Port Washington, consisting of four villages — Baxter Estates, Manorhaven, Port Washington North, and Sands Point — is one of the most affluent communities in Nassau County with a lively downtown, numerous marinas and parks, and beautiful scenery. Baxter Estates was originally a homestead settlement in 1673 known as “Cow’s Neck.” In 1741, Oliver Baxter purchased the property, which at the time was believed to have been the location of a Matinecock Indian village. Port Washington became a significant sand-mining town with easy access to Manhattan, attracting figures like the Vanderbilts and mining magnate Daniel Guggenheim to build properties in Sands Point.

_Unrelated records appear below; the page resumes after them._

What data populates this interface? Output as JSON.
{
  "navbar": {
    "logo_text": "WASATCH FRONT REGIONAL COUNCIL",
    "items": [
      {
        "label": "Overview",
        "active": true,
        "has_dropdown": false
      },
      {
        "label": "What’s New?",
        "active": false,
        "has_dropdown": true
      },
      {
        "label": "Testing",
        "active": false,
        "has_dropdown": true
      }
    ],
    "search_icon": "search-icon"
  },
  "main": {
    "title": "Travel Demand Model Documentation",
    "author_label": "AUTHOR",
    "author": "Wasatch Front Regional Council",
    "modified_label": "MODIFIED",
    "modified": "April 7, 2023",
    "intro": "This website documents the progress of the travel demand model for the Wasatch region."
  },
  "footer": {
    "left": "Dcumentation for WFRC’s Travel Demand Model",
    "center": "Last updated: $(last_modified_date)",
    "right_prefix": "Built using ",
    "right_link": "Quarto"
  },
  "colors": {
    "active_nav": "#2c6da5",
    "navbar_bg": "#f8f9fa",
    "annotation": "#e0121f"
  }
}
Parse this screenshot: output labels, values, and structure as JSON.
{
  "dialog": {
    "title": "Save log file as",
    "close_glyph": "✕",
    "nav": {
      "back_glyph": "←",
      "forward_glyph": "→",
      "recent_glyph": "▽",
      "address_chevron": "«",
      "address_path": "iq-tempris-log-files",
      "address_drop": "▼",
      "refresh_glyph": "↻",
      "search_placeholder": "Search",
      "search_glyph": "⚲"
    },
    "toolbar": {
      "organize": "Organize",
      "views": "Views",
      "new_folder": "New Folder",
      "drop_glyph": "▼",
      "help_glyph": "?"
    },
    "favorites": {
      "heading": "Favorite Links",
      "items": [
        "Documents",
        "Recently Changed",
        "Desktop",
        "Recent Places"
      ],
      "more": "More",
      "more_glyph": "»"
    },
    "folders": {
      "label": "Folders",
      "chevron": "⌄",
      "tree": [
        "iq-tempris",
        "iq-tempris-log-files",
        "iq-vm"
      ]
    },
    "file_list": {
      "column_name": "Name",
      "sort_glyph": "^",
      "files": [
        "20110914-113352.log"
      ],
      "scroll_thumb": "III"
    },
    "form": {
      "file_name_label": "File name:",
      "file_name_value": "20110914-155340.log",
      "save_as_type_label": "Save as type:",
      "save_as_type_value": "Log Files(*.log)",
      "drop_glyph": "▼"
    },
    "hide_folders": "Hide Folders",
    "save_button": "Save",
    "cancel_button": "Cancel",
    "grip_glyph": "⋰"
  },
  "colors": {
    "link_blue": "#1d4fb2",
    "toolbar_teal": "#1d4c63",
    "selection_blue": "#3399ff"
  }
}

Today, Port Washington offers scenic views of both the water and a number of historic sites like the John Philip Sousa House, where the famous composer lived for the last 20 years of his life, and the Thomas Dodge Homestead, dating back to 1721. Here is our guide to historic places to visit Port Washington!
1. Sands Point Preserve
The Sands Point Preserve contains elegant and grandiose relics of the Gold Coast period of the early 20th century. The Gold Coast period saw the development of huge mansions along the Long Island Sound, and the Sands Point area gained fame as “East Egg” in F. Scott Fitzgerald’s The Great Gatsby; nearby Great Neck inspired the competing “West Egg” in the novel. Sands Point Preserve is a 216-acre park with hikes and walks, landscaped gardens, and a number of historic sites and structures.
The Tudor style Hempstead House, Castle Gould, Mille Fleur and Falaise are four mansions that sit on the former grounds of the Guggenheim Estate. The first home was started by Howard Gould, an American financier, and son of railroad magnate Jay Gould. The original plan was to build a replica of Kilkenny Castle in Ireland and call it Castle Gould. It was designed by architect Augustus N. Allen and completed in 1904. Upon completion, Gould’s wife Katherine Clemmons decided that the castle did not suit her, so Gould proceeded to build Hempstead House.
Hempstead House, Photograph Courtesy of The Sands Point Preserve Conservancy
Although the Goulds chose not to live in their castle, the structure served as a stable, carriage house, and servants’ quarters. It now houses the Visitor Center, Great Hall, and a 7,000-square-foot New York State-certified sound stage. With vaulted ceilings and wrought-iron chandeliers, the Great Hall is often used for private events.
Hempstead House was designed by architects Hunt & Hunt in 1912. The 50,000-square-foot three-story mansion is 225 feet long and 135 feet wide with forty rooms, including a 60-foot-tall entry foyer. Significant features of the home include a Wurlitzer Opus 445 Theatre Organ, authentic Tudor and Jacobean antiques imported from Europe, and a Billiard Room which originally featured a gold-leaf ceiling. After the Goulds, it was owned by Daniel Guggenheim, an American mining magnate.
Falaise, Photograph Courtesy of The Sands Point Preserve Conservancy
Following Daniel Guggenheim’s death, his wife Florence closed Hempstead House and built the smaller mansion Mille Fleur. The Hempstead House was open to children evacuated from World War II until foster homes could be found for them. Florence then sold the mansion to the Institute of Aeronautical Sciences, which was then purchased by the U.S. Navy for a Naval Training Device Center.
The fourth mansion, Falaise, was presented to Daniel’s son Harry F. Guggenheim and his wife Caroline Morton in 1923. Falaise was built by Frederick J. Sterner along with Polhemus & Coffin in the style of a 13th-century Norman manor house. The home includes an enclosed cobblestone courtyard, a round tower, and thickly mortared brick walls, and the mansion’s medieval atmosphere is conveyed through archways, thick wood beams textured plastered walls, and carved stone fireplace mantels. 16th and 17th-century woodcarvings, sculptures, columns, gates, Renaissance paintings are found in Falaise, as is a notable rose garden.